Snappers do hibernate in the winter, however, captive species don’t necessarily need to hibernate if conditions are favorable. Some owners induce hibernation by reducing the temperatures of their enclosures, however, it’s not known how beneficial this is to your turtle’s long-term health.

Can they Swim?

They are very effective swimmers and spend most of their time in the water, meaning they’ll need good-sized aquariums or enclosures with access to plenty of water.


These pets should be handled as little as possible to prevent stressing out your pet or you, however sometimes this is an unavoidable reality.

Snappers have a very long and flexible neck and need to be very carefully handled to avoid getting a nasty nip.

Unlike alligator snappers, common snappers must be handled by holding them at the rear of the carapace on both sides near the feet, or by sliding your hand beneath the rear of the turtle’s plastron and lifting accordingly, with your other hand on the rear of the upper carapace.

NEVER pick one up by the tail as this can have an awful effect on the turtle’s spine, and try not to use large spades or scoops as these aren’t secure and will leave you and your turtle vulnerable to injury.


Baby common snappers can be brought for as little as $25 while adults are more expensive, however, the main costs come with setting up and maintaining a suitable enclosure for them.

Fun Facts

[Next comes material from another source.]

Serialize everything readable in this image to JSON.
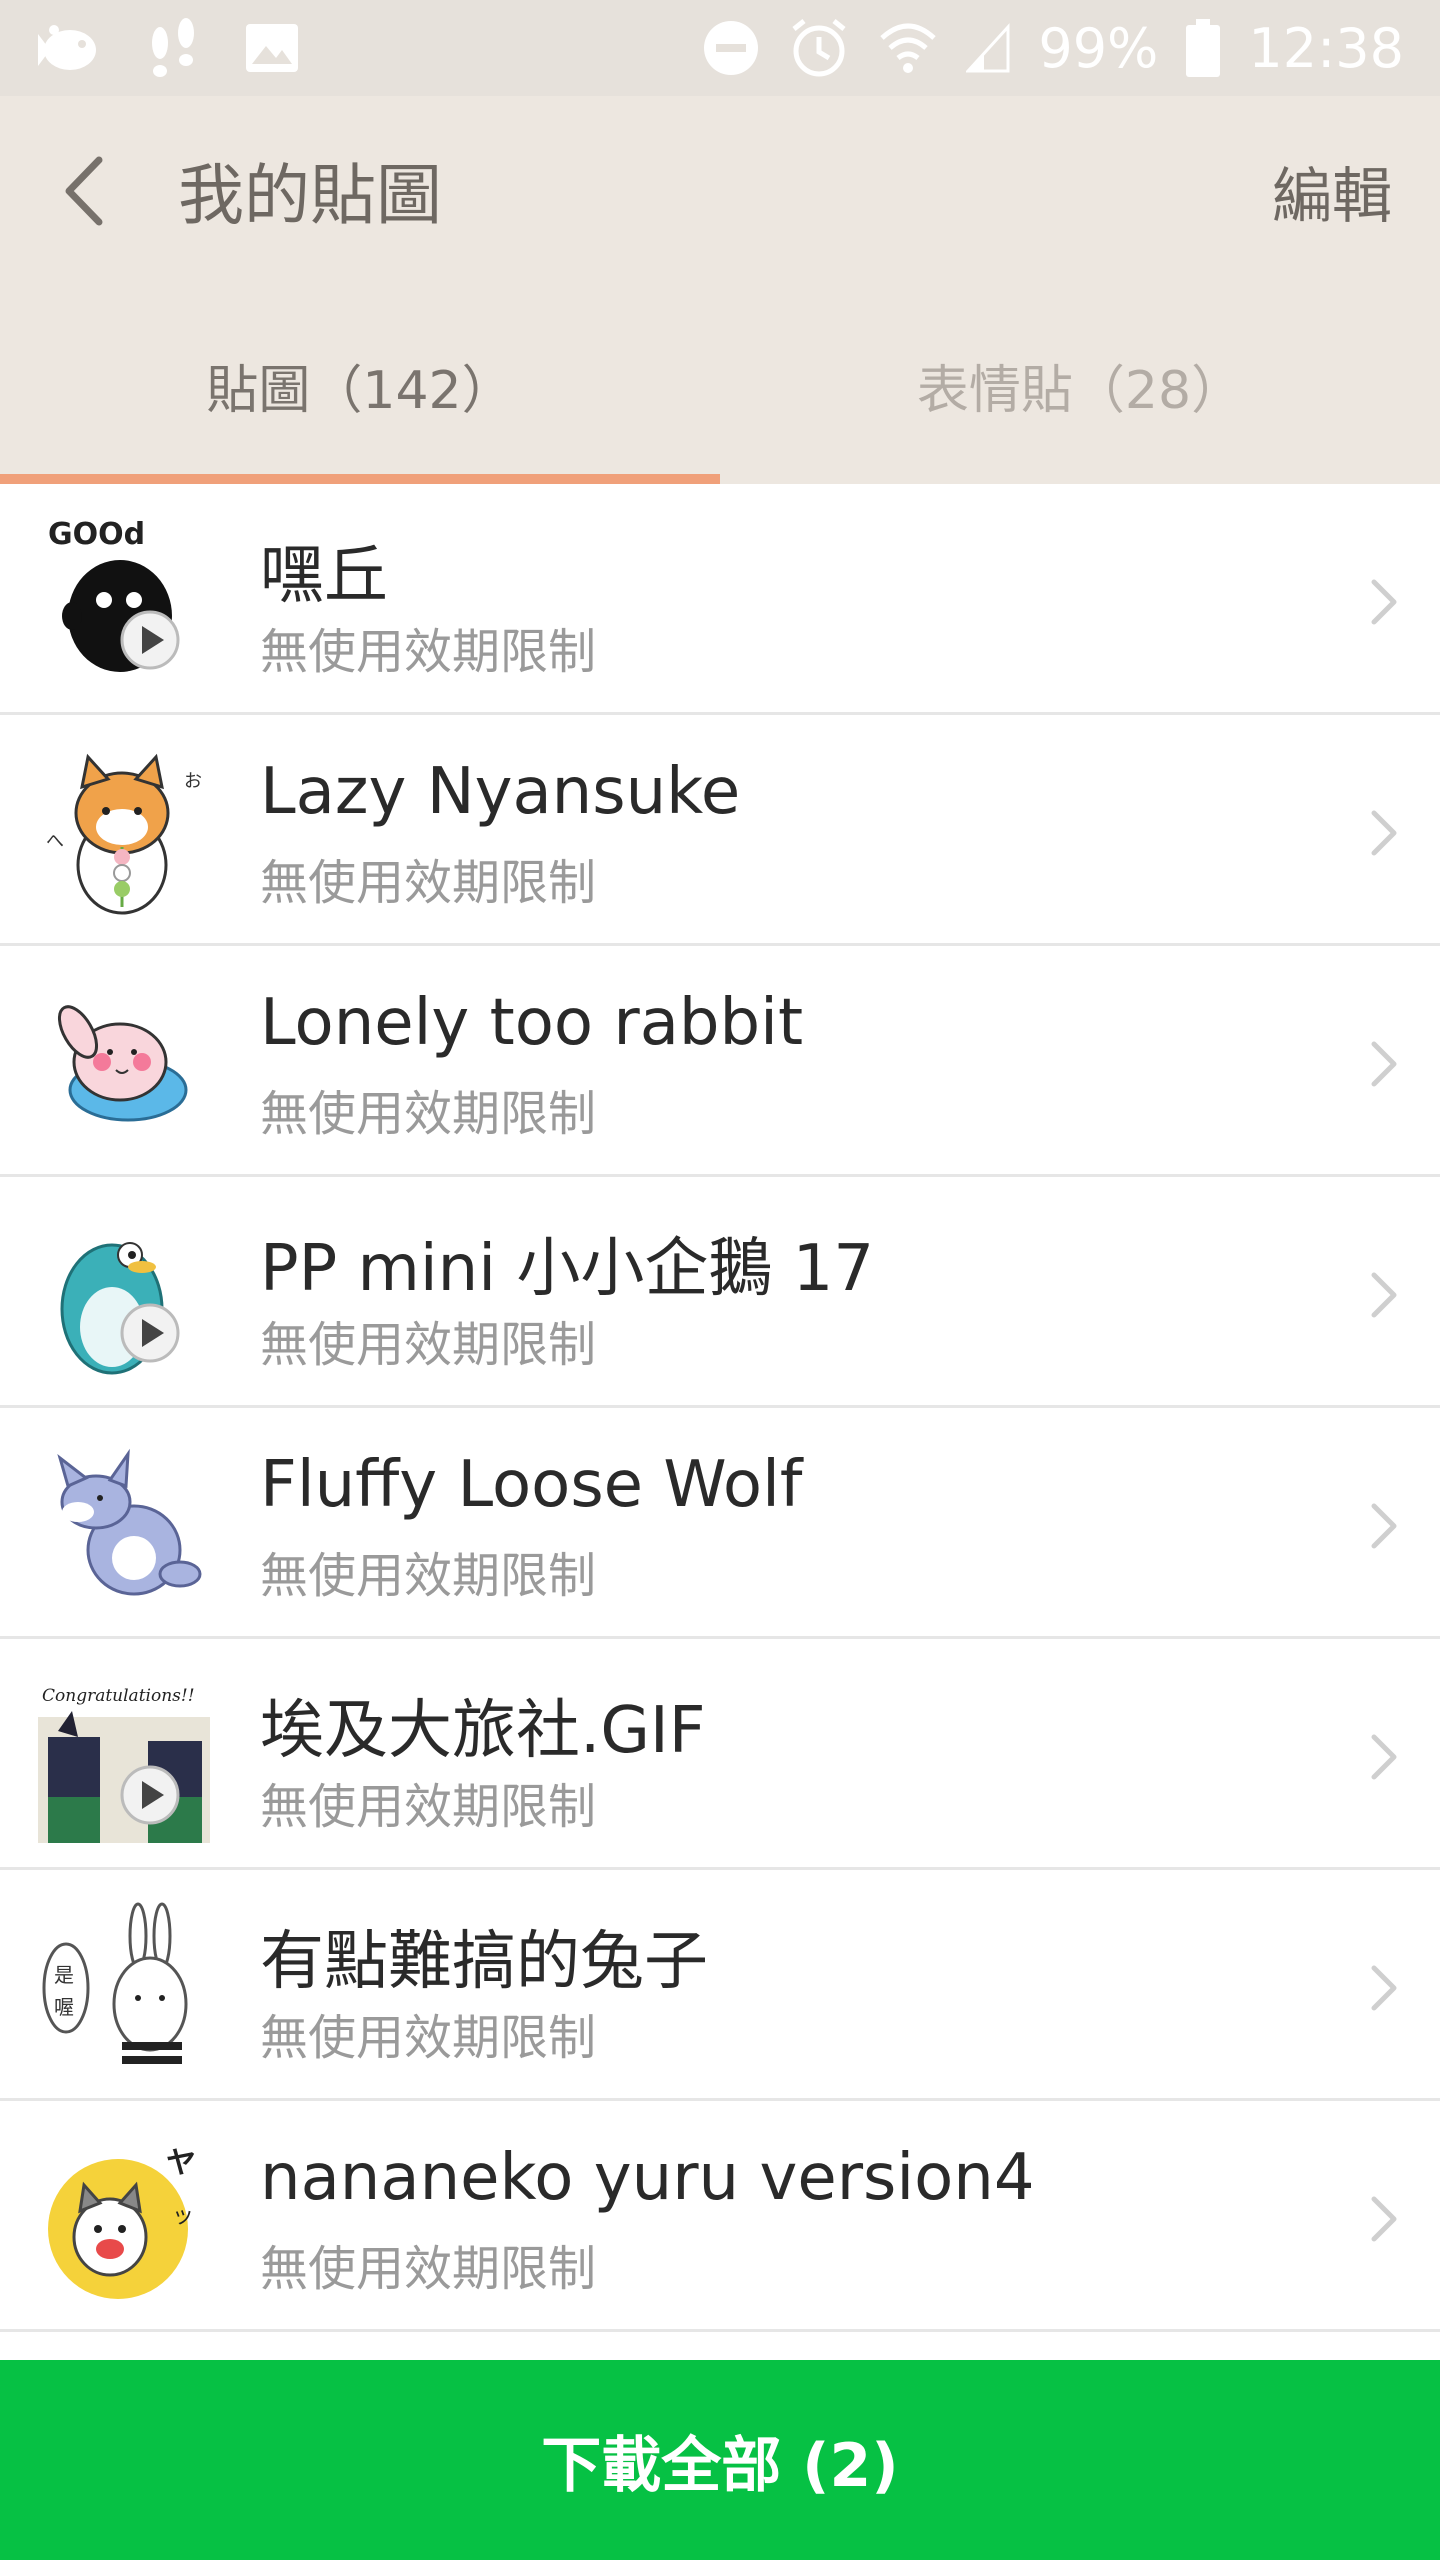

Their scientific name is Chelydra Serpentina. Chelydra is Latin for tortoise, while Serpentina is Greek for snake, in reference to their fairly long tails.